Liz Cawood


Liz’s creative outlet is writing – and gardening. She’s dabbled in fabric arts and done a few oils, and even did some rock painting for “Flood the Streets with Art” last November.
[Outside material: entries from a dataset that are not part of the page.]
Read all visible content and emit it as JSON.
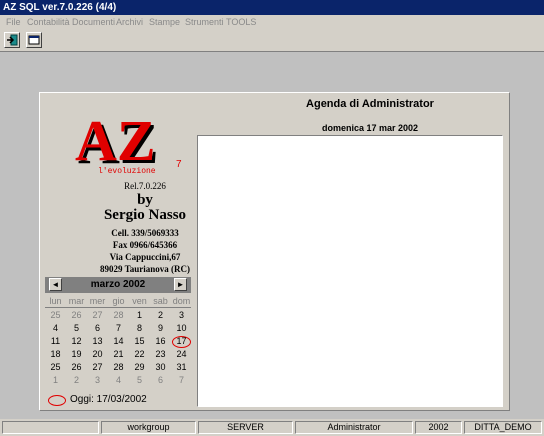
{
  "window": {
    "title": "AZ SQL ver.7.0.226 (4/4)"
  },
  "menu": [
    {
      "label": "File"
    },
    {
      "label": "Contabilità"
    },
    {
      "label": "Documenti"
    },
    {
      "label": "Archivi"
    },
    {
      "label": "Stampe"
    },
    {
      "label": "Strumenti"
    },
    {
      "label": "TOOLS"
    }
  ],
  "toolbar": [
    {
      "icon": "exit-door-icon"
    },
    {
      "icon": "window-icon"
    }
  ],
  "logo": {
    "text": "AZ",
    "superscript": "7",
    "tagline": "l'evoluzione",
    "colors": {
      "red": "#e00000",
      "black": "#000000"
    }
  },
  "info": {
    "release": "Rel.7.0.226",
    "by": "by",
    "author": "Sergio Nasso",
    "contacts": [
      "Cell. 339/5069333",
      "Fax 0966/645366",
      "Via Cappuccini,67",
      "89029 Taurianova (RC)"
    ]
  },
  "agenda": {
    "title": "Agenda di Administrator",
    "date": "domenica 17 mar 2002"
  },
  "calendar": {
    "month": "marzo 2002",
    "prev": "◄",
    "next": "►",
    "weekdays": [
      "lun",
      "mar",
      "mer",
      "gio",
      "ven",
      "sab",
      "dom"
    ],
    "weeks": [
      [
        {
          "d": "25",
          "o": true
        },
        {
          "d": "26",
          "o": true
        },
        {
          "d": "27",
          "o": true
        },
        {
          "d": "28",
          "o": true
        },
        {
          "d": "1"
        },
        {
          "d": "2"
        },
        {
          "d": "3"
        }
      ],
      [
        {
          "d": "4"
        },
        {
          "d": "5"
        },
        {
          "d": "6"
        },
        {
          "d": "7"
        },
        {
          "d": "8"
        },
        {
          "d": "9"
        },
        {
          "d": "10"
        }
      ],
      [
        {
          "d": "11"
        },
        {
          "d": "12"
        },
        {
          "d": "13"
        },
        {
          "d": "14"
        },
        {
          "d": "15"
        },
        {
          "d": "16"
        },
        {
          "d": "17",
          "sel": true
        }
      ],
      [
        {
          "d": "18"
        },
        {
          "d": "19"
        },
        {
          "d": "20"
        },
        {
          "d": "21"
        },
        {
          "d": "22"
        },
        {
          "d": "23"
        },
        {
          "d": "24"
        }
      ],
      [
        {
          "d": "25"
        },
        {
          "d": "26"
        },
        {
          "d": "27"
        },
        {
          "d": "28"
        },
        {
          "d": "29"
        },
        {
          "d": "30"
        },
        {
          "d": "31"
        }
      ],
      [
        {
          "d": "1",
          "o": true
        },
        {
          "d": "2",
          "o": true
        },
        {
          "d": "3",
          "o": true
        },
        {
          "d": "4",
          "o": true
        },
        {
          "d": "5",
          "o": true
        },
        {
          "d": "6",
          "o": true
        },
        {
          "d": "7",
          "o": true
        }
      ]
    ],
    "today": "Oggi: 17/03/2002",
    "ring_color": "#e00000"
  },
  "status": [
    {
      "text": ""
    },
    {
      "text": "workgroup"
    },
    {
      "text": "SERVER"
    },
    {
      "text": "Administrator"
    },
    {
      "text": "2002"
    },
    {
      "text": "DITTA_DEMO"
    }
  ]
}
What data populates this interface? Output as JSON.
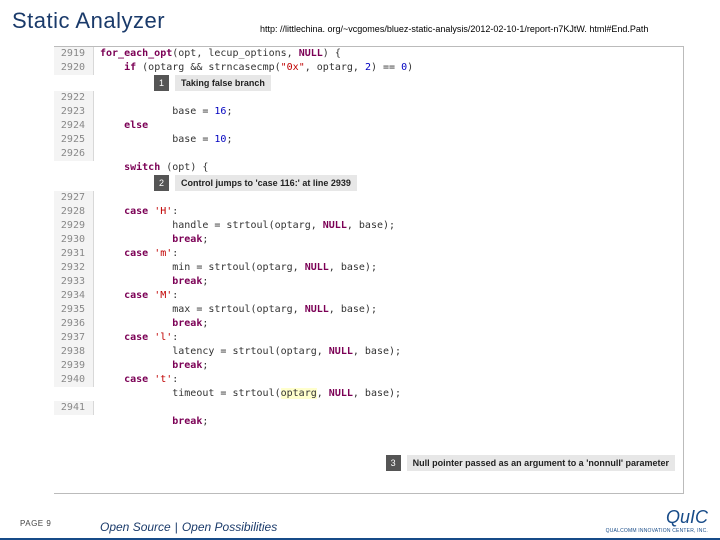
{
  "title": "Static Analyzer",
  "url": "http: //littlechina. org/~vcgomes/bluez-static-analysis/2012-02-10-1/report-n7KJtW. html#End.Path",
  "footer": {
    "page_label": "PAGE 9",
    "tagline_left": "Open Source",
    "tagline_sep": "|",
    "tagline_right": "Open Possibilities"
  },
  "logo": {
    "name": "QuIC",
    "sub": "QUALCOMM INNOVATION CENTER, INC."
  },
  "annotations": {
    "a1": {
      "num": "1",
      "text": "Taking false branch"
    },
    "a2": {
      "num": "2",
      "text": "Control jumps to 'case 116:' at line 2939"
    },
    "a3": {
      "num": "3",
      "text": "Null pointer passed as an argument to a 'nonnull' parameter"
    }
  },
  "lines": [
    {
      "n": "2919",
      "html": "<span class=\"kw\">for_each_opt</span>(opt, lecup_options, <span class=\"kw\">NULL</span>) {"
    },
    {
      "n": "2920",
      "html": "    <span class=\"kw\">if</span> (optarg &amp;&amp; strncasecmp(<span class=\"str\">\"0x\"</span>, optarg, <span class=\"num\">2</span>) == <span class=\"num\">0</span>)"
    },
    {
      "annot": "a1"
    },
    {
      "n": "2922",
      "html": ""
    },
    {
      "n": "2923",
      "html": "            base = <span class=\"num\">16</span>;"
    },
    {
      "n": "2924",
      "html": "    <span class=\"kw\">else</span>"
    },
    {
      "n": "2925",
      "html": "            base = <span class=\"num\">10</span>;"
    },
    {
      "n": "2926",
      "html": ""
    },
    {
      "n": "",
      "html": "    <span class=\"kw\">switch</span> (opt) {"
    },
    {
      "annot": "a2"
    },
    {
      "n": "2927",
      "html": ""
    },
    {
      "n": "2928",
      "html": "    <span class=\"kw\">case</span> <span class=\"str\">'H'</span>:"
    },
    {
      "n": "2929",
      "html": "            handle = strtoul(optarg, <span class=\"kw\">NULL</span>, base);"
    },
    {
      "n": "2930",
      "html": "            <span class=\"kw\">break</span>;"
    },
    {
      "n": "2931",
      "html": "    <span class=\"kw\">case</span> <span class=\"str\">'m'</span>:"
    },
    {
      "n": "2932",
      "html": "            min = strtoul(optarg, <span class=\"kw\">NULL</span>, base);"
    },
    {
      "n": "2933",
      "html": "            <span class=\"kw\">break</span>;"
    },
    {
      "n": "2934",
      "html": "    <span class=\"kw\">case</span> <span class=\"str\">'M'</span>:"
    },
    {
      "n": "2935",
      "html": "            max = strtoul(optarg, <span class=\"kw\">NULL</span>, base);"
    },
    {
      "n": "2936",
      "html": "            <span class=\"kw\">break</span>;"
    },
    {
      "n": "2937",
      "html": "    <span class=\"kw\">case</span> <span class=\"str\">'l'</span>:"
    },
    {
      "n": "2938",
      "html": "            latency = strtoul(optarg, <span class=\"kw\">NULL</span>, base);"
    },
    {
      "n": "2939",
      "html": "            <span class=\"kw\">break</span>;"
    },
    {
      "n": "2940",
      "html": "    <span class=\"kw\">case</span> <span class=\"str\">'t'</span>:"
    },
    {
      "n": "",
      "html": "            timeout = strtoul(<span class=\"hln\">optarg</span>, <span class=\"kw\">NULL</span>, base);"
    },
    {
      "annot": "a3",
      "float": true
    },
    {
      "n": "2941",
      "html": ""
    },
    {
      "n": "",
      "html": "            <span class=\"kw\">break</span>;"
    }
  ]
}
She’s a voracious consumer of content and enjoys the mental gymnastics of playing with ideas.